### Work to be completed
Write out all of the records below precisely as given, omitting the images.

Stored entries
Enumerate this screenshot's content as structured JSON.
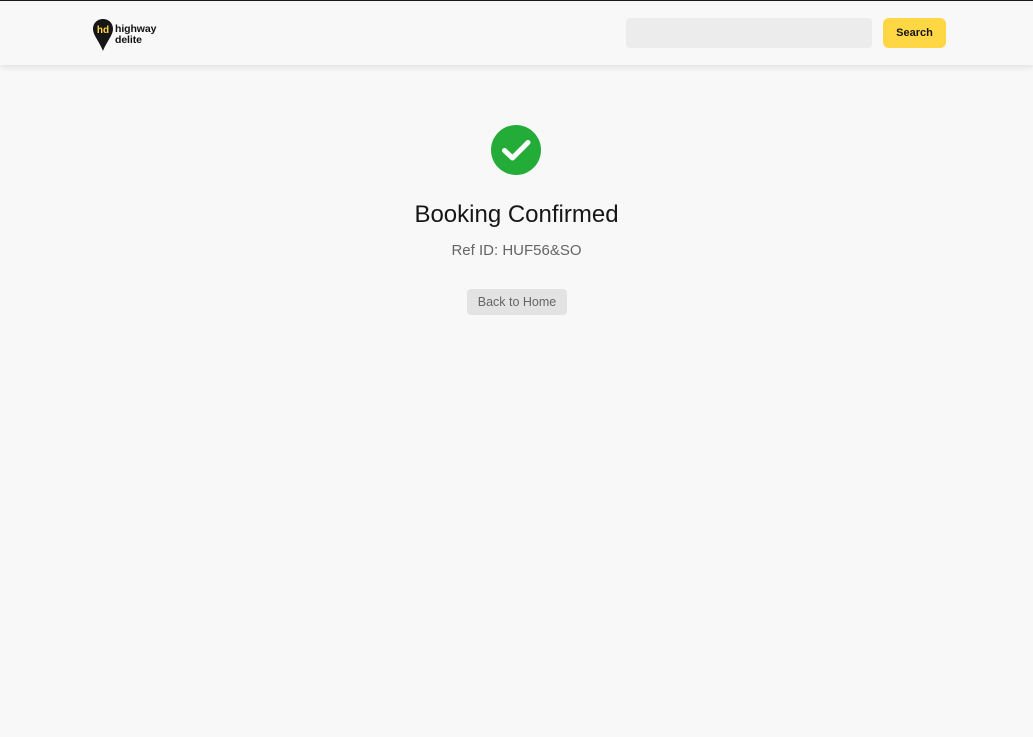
{
  "header": {
    "logo": {
      "line1": "highway",
      "line2": "delite",
      "monogram": "hd",
      "icon": "location-pin-logo-icon"
    },
    "search": {
      "placeholder": "",
      "value": "",
      "button_label": "Search"
    }
  },
  "confirmation": {
    "icon": "check-circle-icon",
    "title": "Booking Confirmed",
    "ref_text": "Ref ID: HUF56&SO",
    "back_button_label": "Back to Home"
  },
  "colors": {
    "accent": "#ffd643",
    "success": "#24ac39",
    "background": "#f8f8f8",
    "text": "#161616",
    "muted_text": "#656565"
  }
}
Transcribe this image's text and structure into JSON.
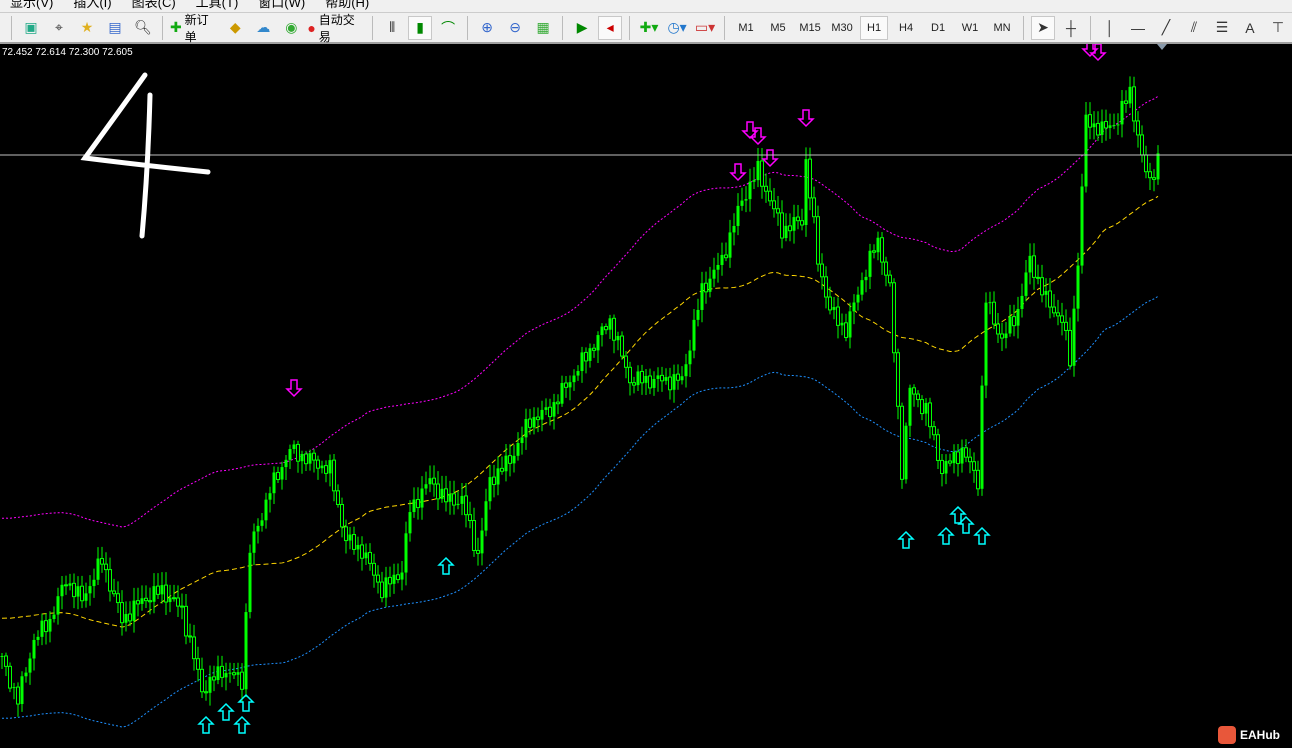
{
  "menu": [
    "显示(V)",
    "插入(I)",
    "图表(C)",
    "工具(T)",
    "窗口(W)",
    "帮助(H)"
  ],
  "toolbar": {
    "new_order": "新订单",
    "auto_trade": "自动交易",
    "timeframes": [
      "M1",
      "M5",
      "M15",
      "M30",
      "H1",
      "H4",
      "D1",
      "W1",
      "MN"
    ],
    "active_timeframe": "H1",
    "text_tool": "A"
  },
  "ohlc": "72.452 72.614 72.300 72.605",
  "logo": "EAHub",
  "annotation": "4",
  "colors": {
    "bull": "#00ff00",
    "ma": "#ffd700",
    "upper": "#ff00ff",
    "lower": "#1e90ff",
    "up_arrow": "#00ffff",
    "down_arrow": "#ff00ff"
  },
  "chart_data": {
    "type": "candlestick",
    "bid_line": 72.605,
    "band_offset": 0.2,
    "keyframes": [
      [
        0,
        71.595
      ],
      [
        4,
        71.515
      ],
      [
        8,
        71.635
      ],
      [
        12,
        71.675
      ],
      [
        16,
        71.755
      ],
      [
        20,
        71.715
      ],
      [
        25,
        71.795
      ],
      [
        30,
        71.675
      ],
      [
        35,
        71.715
      ],
      [
        40,
        71.735
      ],
      [
        45,
        71.695
      ],
      [
        50,
        71.535
      ],
      [
        55,
        71.575
      ],
      [
        60,
        71.555
      ],
      [
        62,
        71.815
      ],
      [
        67,
        71.935
      ],
      [
        72,
        72.015
      ],
      [
        77,
        71.995
      ],
      [
        82,
        71.975
      ],
      [
        86,
        71.835
      ],
      [
        90,
        71.815
      ],
      [
        95,
        71.735
      ],
      [
        100,
        71.775
      ],
      [
        102,
        71.895
      ],
      [
        107,
        71.955
      ],
      [
        111,
        71.915
      ],
      [
        115,
        71.915
      ],
      [
        119,
        71.805
      ],
      [
        122,
        71.955
      ],
      [
        127,
        71.995
      ],
      [
        132,
        72.075
      ],
      [
        137,
        72.095
      ],
      [
        142,
        72.155
      ],
      [
        147,
        72.215
      ],
      [
        152,
        72.275
      ],
      [
        157,
        72.155
      ],
      [
        162,
        72.155
      ],
      [
        170,
        72.155
      ],
      [
        175,
        72.335
      ],
      [
        180,
        72.395
      ],
      [
        185,
        72.515
      ],
      [
        189,
        72.575
      ],
      [
        192,
        72.515
      ],
      [
        195,
        72.455
      ],
      [
        200,
        72.475
      ],
      [
        201,
        72.595
      ],
      [
        204,
        72.395
      ],
      [
        207,
        72.295
      ],
      [
        211,
        72.255
      ],
      [
        215,
        72.355
      ],
      [
        219,
        72.435
      ],
      [
        222,
        72.335
      ],
      [
        225,
        71.975
      ],
      [
        227,
        72.135
      ],
      [
        231,
        72.095
      ],
      [
        235,
        71.975
      ],
      [
        240,
        72.015
      ],
      [
        244,
        71.955
      ],
      [
        246,
        72.315
      ],
      [
        250,
        72.235
      ],
      [
        254,
        72.295
      ],
      [
        257,
        72.395
      ],
      [
        261,
        72.315
      ],
      [
        265,
        72.275
      ],
      [
        267,
        72.195
      ],
      [
        269,
        72.395
      ],
      [
        271,
        72.675
      ],
      [
        275,
        72.655
      ],
      [
        279,
        72.675
      ],
      [
        282,
        72.735
      ],
      [
        285,
        72.595
      ],
      [
        287,
        72.555
      ],
      [
        289,
        72.595
      ]
    ],
    "up_arrows": [
      [
        51,
        71.465
      ],
      [
        56,
        71.491
      ],
      [
        60,
        71.465
      ],
      [
        61,
        71.509
      ],
      [
        111,
        71.783
      ],
      [
        226,
        71.835
      ],
      [
        236,
        71.843
      ],
      [
        239,
        71.885
      ],
      [
        241,
        71.865
      ],
      [
        245,
        71.843
      ]
    ],
    "down_arrows": [
      [
        73,
        72.139
      ],
      [
        184,
        72.571
      ],
      [
        187,
        72.655
      ],
      [
        189,
        72.643
      ],
      [
        192,
        72.599
      ],
      [
        201,
        72.679
      ],
      [
        272,
        72.819
      ],
      [
        274,
        72.811
      ]
    ]
  }
}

### Finished task
Enumerate this screenshot's content as structured JSON.
{
  "header": {
    "logo": {
      "line1": "highway",
      "line2": "delite",
      "monogram": "hd",
      "icon": "location-pin-logo-icon"
    },
    "search": {
      "placeholder": "",
      "value": "",
      "button_label": "Search"
    }
  },
  "confirmation": {
    "icon": "check-circle-icon",
    "title": "Booking Confirmed",
    "ref_text": "Ref ID: HUF56&SO",
    "back_button_label": "Back to Home"
  },
  "colors": {
    "accent": "#ffd643",
    "success": "#24ac39",
    "background": "#f8f8f8",
    "text": "#161616",
    "muted_text": "#656565"
  }
}
Transcribe this image's text and structure into JSON.
{
  "menu": [
    "显示(V)",
    "插入(I)",
    "图表(C)",
    "工具(T)",
    "窗口(W)",
    "帮助(H)"
  ],
  "toolbar": {
    "new_order": "新订单",
    "auto_trade": "自动交易",
    "timeframes": [
      "M1",
      "M5",
      "M15",
      "M30",
      "H1",
      "H4",
      "D1",
      "W1",
      "MN"
    ],
    "active_timeframe": "H1",
    "text_tool": "A"
  },
  "ohlc": "72.452 72.614 72.300 72.605",
  "logo": "EAHub",
  "annotation": "4",
  "colors": {
    "bull": "#00ff00",
    "ma": "#ffd700",
    "upper": "#ff00ff",
    "lower": "#1e90ff",
    "up_arrow": "#00ffff",
    "down_arrow": "#ff00ff"
  },
  "chart_data": {
    "type": "candlestick",
    "bid_line": 72.605,
    "band_offset": 0.2,
    "keyframes": [
      [
        0,
        71.595
      ],
      [
        4,
        71.515
      ],
      [
        8,
        71.635
      ],
      [
        12,
        71.675
      ],
      [
        16,
        71.755
      ],
      [
        20,
        71.715
      ],
      [
        25,
        71.795
      ],
      [
        30,
        71.675
      ],
      [
        35,
        71.715
      ],
      [
        40,
        71.735
      ],
      [
        45,
        71.695
      ],
      [
        50,
        71.535
      ],
      [
        55,
        71.575
      ],
      [
        60,
        71.555
      ],
      [
        62,
        71.815
      ],
      [
        67,
        71.935
      ],
      [
        72,
        72.015
      ],
      [
        77,
        71.995
      ],
      [
        82,
        71.975
      ],
      [
        86,
        71.835
      ],
      [
        90,
        71.815
      ],
      [
        95,
        71.735
      ],
      [
        100,
        71.775
      ],
      [
        102,
        71.895
      ],
      [
        107,
        71.955
      ],
      [
        111,
        71.915
      ],
      [
        115,
        71.915
      ],
      [
        119,
        71.805
      ],
      [
        122,
        71.955
      ],
      [
        127,
        71.995
      ],
      [
        132,
        72.075
      ],
      [
        137,
        72.095
      ],
      [
        142,
        72.155
      ],
      [
        147,
        72.215
      ],
      [
        152,
        72.275
      ],
      [
        157,
        72.155
      ],
      [
        162,
        72.155
      ],
      [
        170,
        72.155
      ],
      [
        175,
        72.335
      ],
      [
        180,
        72.395
      ],
      [
        185,
        72.515
      ],
      [
        189,
        72.575
      ],
      [
        192,
        72.515
      ],
      [
        195,
        72.455
      ],
      [
        200,
        72.475
      ],
      [
        201,
        72.595
      ],
      [
        204,
        72.395
      ],
      [
        207,
        72.295
      ],
      [
        211,
        72.255
      ],
      [
        215,
        72.355
      ],
      [
        219,
        72.435
      ],
      [
        222,
        72.335
      ],
      [
        225,
        71.975
      ],
      [
        227,
        72.135
      ],
      [
        231,
        72.095
      ],
      [
        235,
        71.975
      ],
      [
        240,
        72.015
      ],
      [
        244,
        71.955
      ],
      [
        246,
        72.315
      ],
      [
        250,
        72.235
      ],
      [
        254,
        72.295
      ],
      [
        257,
        72.395
      ],
      [
        261,
        72.315
      ],
      [
        265,
        72.275
      ],
      [
        267,
        72.195
      ],
      [
        269,
        72.395
      ],
      [
        271,
        72.675
      ],
      [
        275,
        72.655
      ],
      [
        279,
        72.675
      ],
      [
        282,
        72.735
      ],
      [
        285,
        72.595
      ],
      [
        287,
        72.555
      ],
      [
        289,
        72.595
      ]
    ],
    "up_arrows": [
      [
        51,
        71.465
      ],
      [
        56,
        71.491
      ],
      [
        60,
        71.465
      ],
      [
        61,
        71.509
      ],
      [
        111,
        71.783
      ],
      [
        226,
        71.835
      ],
      [
        236,
        71.843
      ],
      [
        239,
        71.885
      ],
      [
        241,
        71.865
      ],
      [
        245,
        71.843
      ]
    ],
    "down_arrows": [
      [
        73,
        72.139
      ],
      [
        184,
        72.571
      ],
      [
        187,
        72.655
      ],
      [
        189,
        72.643
      ],
      [
        192,
        72.599
      ],
      [
        201,
        72.679
      ],
      [
        272,
        72.819
      ],
      [
        274,
        72.811
      ]
    ]
  }
}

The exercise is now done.